Accurate Anderson first to pass the 250 mark since Botham
To be spoken of in the same breath as Brian Statham is an accolade few deserve. Statham was one of the greatest fast bowlers who ever lived. Jimmy Anderson deserves it.
Anderson drew level yesterday with the tally of 252 Test wickets achieved by his fellow Lancastrian, on the way becoming only the sixth England bowler and the first for 30 years to reach 250. Ian Botham was the last man to pass that milestone. Anderson's exemplary efforts with the new ball on the first morning of the First Test against Sri Lanka gave England exactly the start they craved on a blisteringly hot day.
Striking twice in two balls in the third over, Anderson was at his precise peak, immaculate in length and managing those small degrees of movement which make batsman fret. There were two blemishes, both of which may be crucial, both of which concerned the opposition's captain. He twice dropped Sri Lanka's hero, Mahela Jayawardene, once on 64, once on 90, the first high and looping at slip, the second a return catch offered to a slower ball.
"If you had given us 290 for 8 at the start of the day we'd have taken it," said Anderson. "But we did have the momentum and didn't manage to finish them off. We had focused on that at the start of this trip, that catches are crucial to getting 20 wickets. A few of them weren't the most difficult catches and it's frustrating that they went down. But the more we dwell on it, the more frustrated we will get."
It might have taken the sheen off a day when he and Statham stood alongside each other, reserved Lancastrians both, happier out of the spotlight. Today or sometime later in this match Anderson will go ahead but there was something fitting about their being level last night, though Anderson, who had 3 for 56, might have had another two wickets had chances been taken.
Somehow it seemed a pity that Jimmy knew so little about the man who was always called George. "I have only heard things spoken about him, I don't really know much about him," he said.
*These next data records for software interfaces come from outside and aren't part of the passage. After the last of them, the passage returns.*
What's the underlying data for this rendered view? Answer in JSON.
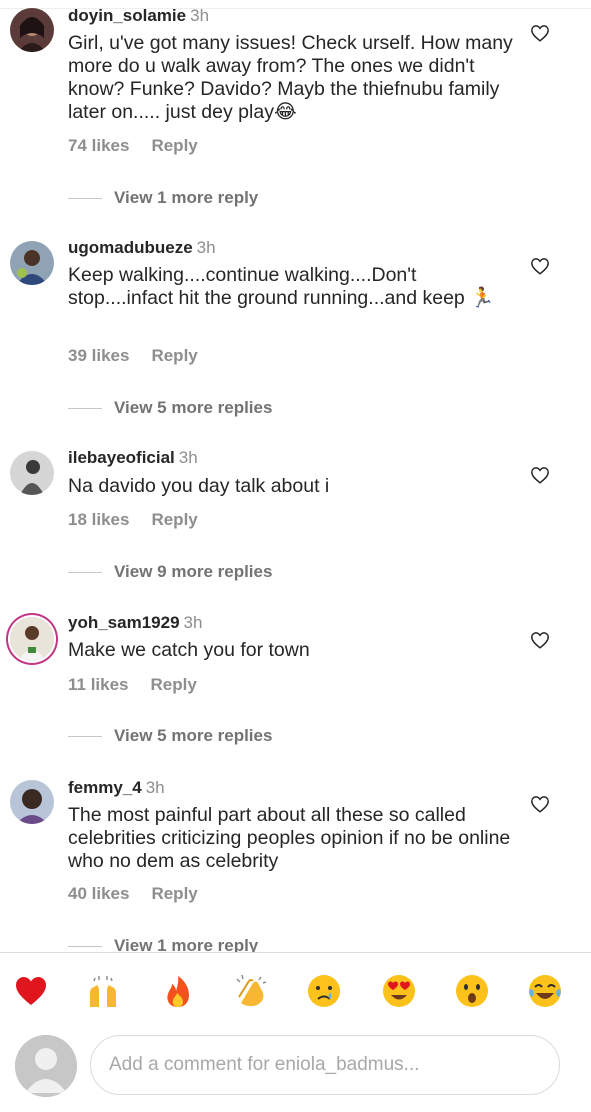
{
  "comments": [
    {
      "username": "doyin_solamie",
      "time": "3h",
      "text": "Girl, u've got many issues! Check urself. How many more do u walk away from? The ones we didn't know? Funke? Davido? Mayb the thiefnubu family later on..... just dey play😂",
      "likes": "74 likes",
      "reply": "Reply",
      "view_replies": "View 1 more reply"
    },
    {
      "username": "ugomadubueze",
      "time": "3h",
      "text": "Keep walking....continue walking....Don't stop....infact hit the ground running...and keep 🏃",
      "likes": "39 likes",
      "reply": "Reply",
      "view_replies": "View 5 more replies"
    },
    {
      "username": "ilebayeoficial",
      "time": "3h",
      "text": "Na davido you day talk about i",
      "likes": "18 likes",
      "reply": "Reply",
      "view_replies": "View 9 more replies"
    },
    {
      "username": "yoh_sam1929",
      "time": "3h",
      "text": "Make we catch you for town",
      "likes": "11 likes",
      "reply": "Reply",
      "view_replies": "View 5 more replies"
    },
    {
      "username": "femmy_4",
      "time": "3h",
      "text": "The most painful part about all these so called celebrities criticizing peoples opinion if no be online who no dem as celebrity",
      "likes": "40 likes",
      "reply": "Reply",
      "view_replies": "View 1 more reply"
    }
  ],
  "emoji_bar": [
    "red-heart",
    "raising-hands",
    "fire",
    "clapping-hands",
    "crying-face",
    "heart-eyes-face",
    "surprised-face",
    "tears-of-joy-face"
  ],
  "compose": {
    "placeholder": "Add a comment for eniola_badmus..."
  },
  "colors": {
    "text": "#262626",
    "secondary": "#8e8e8e",
    "story_ring": "#c13584"
  }
}
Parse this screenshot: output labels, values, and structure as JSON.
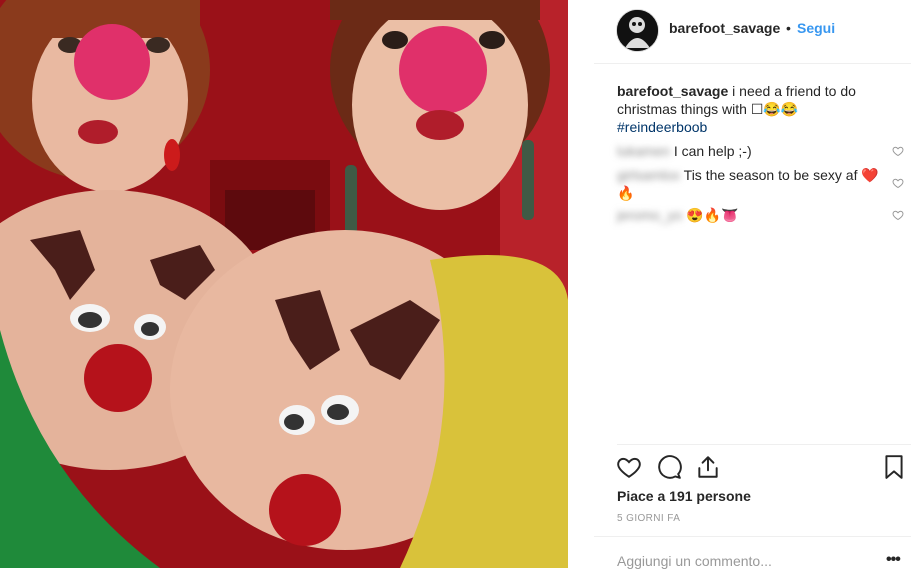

You might have thought he would want to find out.
Throughout a long career, Statham was a byword for accuracy and his mantra was always: "If they miss I hit." He did the simple things and he did them as well as any fast bowler before or since.
His successor as Lancashire's most successful Test bowler is grumpier, but the pair have plenty in common and there is not a jot of odiousness in comparing them as bowlers.
Statham's relentless accuracy is matched by Anderson's off-stump probing, arch manipulation and clever ways of setting up batsmen. It took Statham 70 Tests to reach his haul, Anderson has got there in three fewer and at 29 is six years younger. There is no reason now that he should not become the fourth England bowler to take 300 Test wickets.
"They are very nice landmarks," he said. "And it will be very nice when I retire and can look back at what I have achieved. For now I'm concentrating on getting two more wickets in this innings and 10 in the second."
While England should have dispatched Jayawardene, Anderson rightly had high praise for him. "It was one of the better Test innings I have seen," he said. "It was an incredible effort and he carried their team the whole day. He had the knack of knowing when to go for a big shot and knowing when to grind it out for a bit."
- 2 This letter from a reader explains why women can’t play football
- 4 Scientists predict green energy revolution after incredible new graphene discoveries
Ukip says babies born to immigrants in the UK should be classed as migrants – which would include Nigel Farage’s own children
The young are the new poor: Sharp increase in number of under-25s living in poverty, while over-65s are better off than ever
Obama: The only people with the right to object to immigration are Native Americans
Tamir Rice: 12-year-old boy playing with fake gun dies after being shot by Ohio police
Rochester aftermath: Sacking of Emily Thornberry will make work of Labour MPs '10 times harder'
Ed Miliband's 'north London set' must be demolished to save Labour, say critics